Adilshahi forces lost their artillery, 65 elephants, 4000 horses, 1200 camels, jewels worth 300,000 Rupees, 1,000,000 Rupees, heaps of precious clothes, tents to the Marathas. They also lost their money and grain stored at Wai.

5,000 Adilshahi soldiers were killed and almost as many were wounded. 3,000 soldiers were imprisoned, and the remainder were allowed to go home in defeat. The Marathas lost 1,734 soldiers, while 420 soldiers were wounded.

As it was the policy of Shivaji to humanely treat the defeated army, neither the men nor women were sold as slaves or molested. Wounded commanders were offered treatment deserving of their rank and either imprisoned or sent back to Bijapur. Some of the defeated Adilshahi generals like Siddi Hilal changed their loyalties and joined the Marathas to serve under Shivaji. Two of Afzal Khan’s sons were captured by the Marathas but were let off by the Shivaji. Fazal khan (son of Afzal Khan) and the Adilshahi soldiers with him who were badly injured were shown a safe passage out of the forest of Jawli by Prataprao More. Shivaji also buried Afzal Khan as per Islamic customs and built his tomb near Pratapgarh, as per his philosophy of ‘once the enemy is dead, the enmity is dead too’.

The sword of honour was presented to Kanhoji Jedhe for his invaluable and outstanding performance of service to Shivaji.

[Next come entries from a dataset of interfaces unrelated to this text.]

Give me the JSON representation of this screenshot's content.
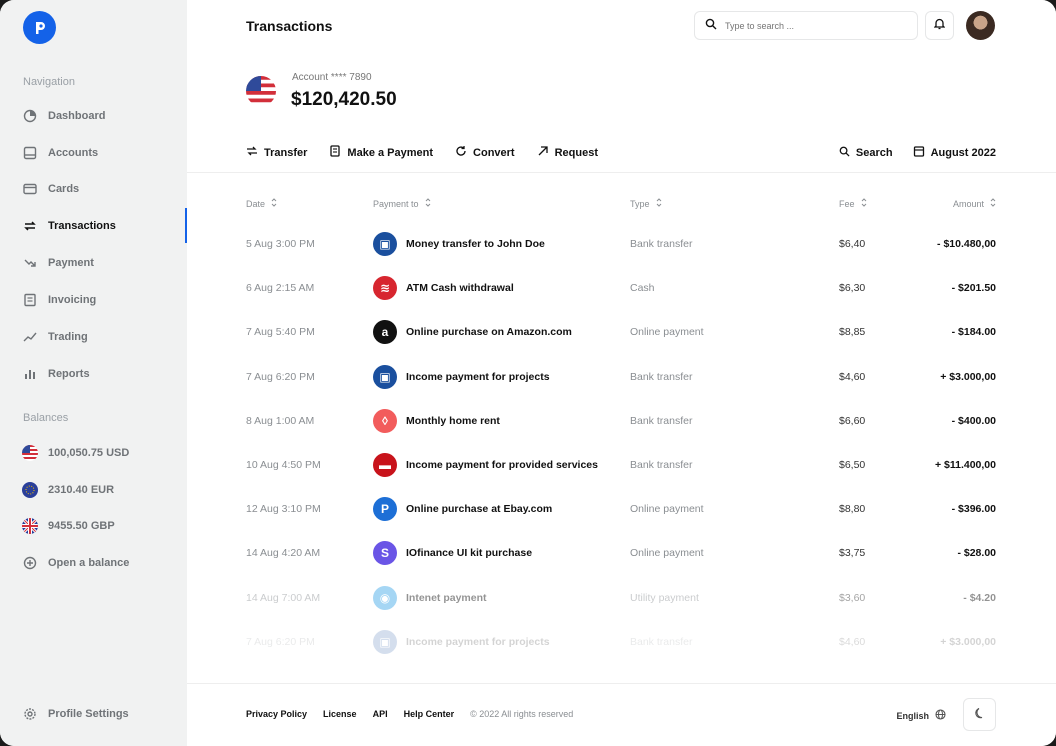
{
  "sidebar": {
    "navigation_title": "Navigation",
    "items": [
      {
        "label": "Dashboard"
      },
      {
        "label": "Accounts"
      },
      {
        "label": "Cards"
      },
      {
        "label": "Transactions"
      },
      {
        "label": "Payment"
      },
      {
        "label": "Invoicing"
      },
      {
        "label": "Trading"
      },
      {
        "label": "Reports"
      }
    ],
    "balances_title": "Balances",
    "balances": [
      {
        "label": "100,050.75 USD"
      },
      {
        "label": "2310.40 EUR"
      },
      {
        "label": "9455.50 GBP"
      }
    ],
    "open_balance": "Open a balance",
    "profile_settings": "Profile Settings"
  },
  "header": {
    "title": "Transactions",
    "search_placeholder": "Type to search ..."
  },
  "account": {
    "label": "Account **** 7890",
    "balance": "$120,420.50"
  },
  "actions": {
    "transfer": "Transfer",
    "make_payment": "Make a Payment",
    "convert": "Convert",
    "request": "Request",
    "search": "Search",
    "month": "August 2022"
  },
  "table": {
    "columns": {
      "date": "Date",
      "payment_to": "Payment to",
      "type": "Type",
      "fee": "Fee",
      "amount": "Amount"
    },
    "rows": [
      {
        "date": "5 Aug 3:00 PM",
        "name": "Money transfer to John Doe",
        "type": "Bank transfer",
        "fee": "$6,40",
        "amount": "- $10.480,00",
        "icon": "chase-icon"
      },
      {
        "date": "6 Aug 2:15 AM",
        "name": "ATM Cash withdrawal",
        "type": "Cash",
        "fee": "$6,30",
        "amount": "- $201.50",
        "icon": "bofa-icon"
      },
      {
        "date": "7 Aug 5:40 PM",
        "name": "Online purchase on Amazon.com",
        "type": "Online payment",
        "fee": "$8,85",
        "amount": "- $184.00",
        "icon": "amazon-icon"
      },
      {
        "date": "7 Aug 6:20 PM",
        "name": "Income payment for projects",
        "type": "Bank transfer",
        "fee": "$4,60",
        "amount": "+ $3.000,00",
        "icon": "chase-icon"
      },
      {
        "date": "8 Aug 1:00 AM",
        "name": "Monthly home rent",
        "type": "Bank transfer",
        "fee": "$6,60",
        "amount": "- $400.00",
        "icon": "airbnb-icon"
      },
      {
        "date": "10 Aug 4:50 PM",
        "name": "Income payment for provided services",
        "type": "Bank transfer",
        "fee": "$6,50",
        "amount": "+ $11.400,00",
        "icon": "bank-icon"
      },
      {
        "date": "12 Aug 3:10 PM",
        "name": "Online purchase at Ebay.com",
        "type": "Online payment",
        "fee": "$8,80",
        "amount": "- $396.00",
        "icon": "paypal-icon"
      },
      {
        "date": "14 Aug 4:20 AM",
        "name": "IOfinance UI kit purchase",
        "type": "Online payment",
        "fee": "$3,75",
        "amount": "- $28.00",
        "icon": "stripe-icon"
      },
      {
        "date": "14 Aug 7:00 AM",
        "name": "Intenet payment",
        "type": "Utility payment",
        "fee": "$3,60",
        "amount": "- $4.20",
        "icon": "internet-icon"
      },
      {
        "date": "7 Aug 6:20 PM",
        "name": "Income payment for projects",
        "type": "Bank transfer",
        "fee": "$4,60",
        "amount": "+ $3.000,00",
        "icon": "chase-icon"
      }
    ]
  },
  "footer": {
    "privacy": "Privacy Policy",
    "license": "License",
    "api": "API",
    "help": "Help Center",
    "copyright": "© 2022 All rights reserved",
    "language": "English"
  },
  "colors": {
    "accent": "#1462e8",
    "sidebar_bg": "#f1f2f2"
  }
}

The relatives of the killed soldiers were offered service in the Maratha army. Families without any male left alive to support, the family were awarded pensions. Heroes of the war were rewarded with medals, kada (bracelets) and horses.

Khan's death dealt the Adilshah's rule a severe blow. A quarter of his territory, forts and a fifth of his army were captured or destroyed, while King Shivaji doubled his territory, losing a tenth of his army, within fifteen days of the Battle of Pratapgadh. Shivaji maintained his momentum, sending cavalry towards Kolhapur, which succeeded in capturing seventeen forts, including the prestigious fort of Panhala. Cavalry was also sent towards Dabhol and Rajapur under the command of Doroji Patil, which was successful in capturing forts in the southern Konkan.

This remarkable victory made Shivaji a hero of Maratha folklore and a legendary figure among his people. Having established military dominance and successfully beaten back a major attack by a powerful empire, Shivaji had founded the nucleus of what would become the Maratha Empire.


  • Shivbharat (in मराठी). Bharat Itihas Sanshodhak Mandal, Pune, India.
  • Dr. S. D. Samant (1996). Vedh Mahamanavacha (in मराठी). Deshmukh & Co., Pune, India.
  • James Grant Duff (1826). History of the Mahrattas, 3 Vols. Longmans, London, UK.
  • Capt. G. V. Modak (c. 1950). Pratapgadche Yuddha (Battle of Pratapgarh) (in मराठी). Pune, India.
  • Dr. BalKrishna (1940). Shivaji The Great, 4 Vols. Dr. Balkrishna, Kolhapur, India.
  • Major Joshi Mukund-Battle of Pratapgarh- a new perspective
  • Commandant Kasar D.B. - Rigveda to Raigarh making of Shivaji the great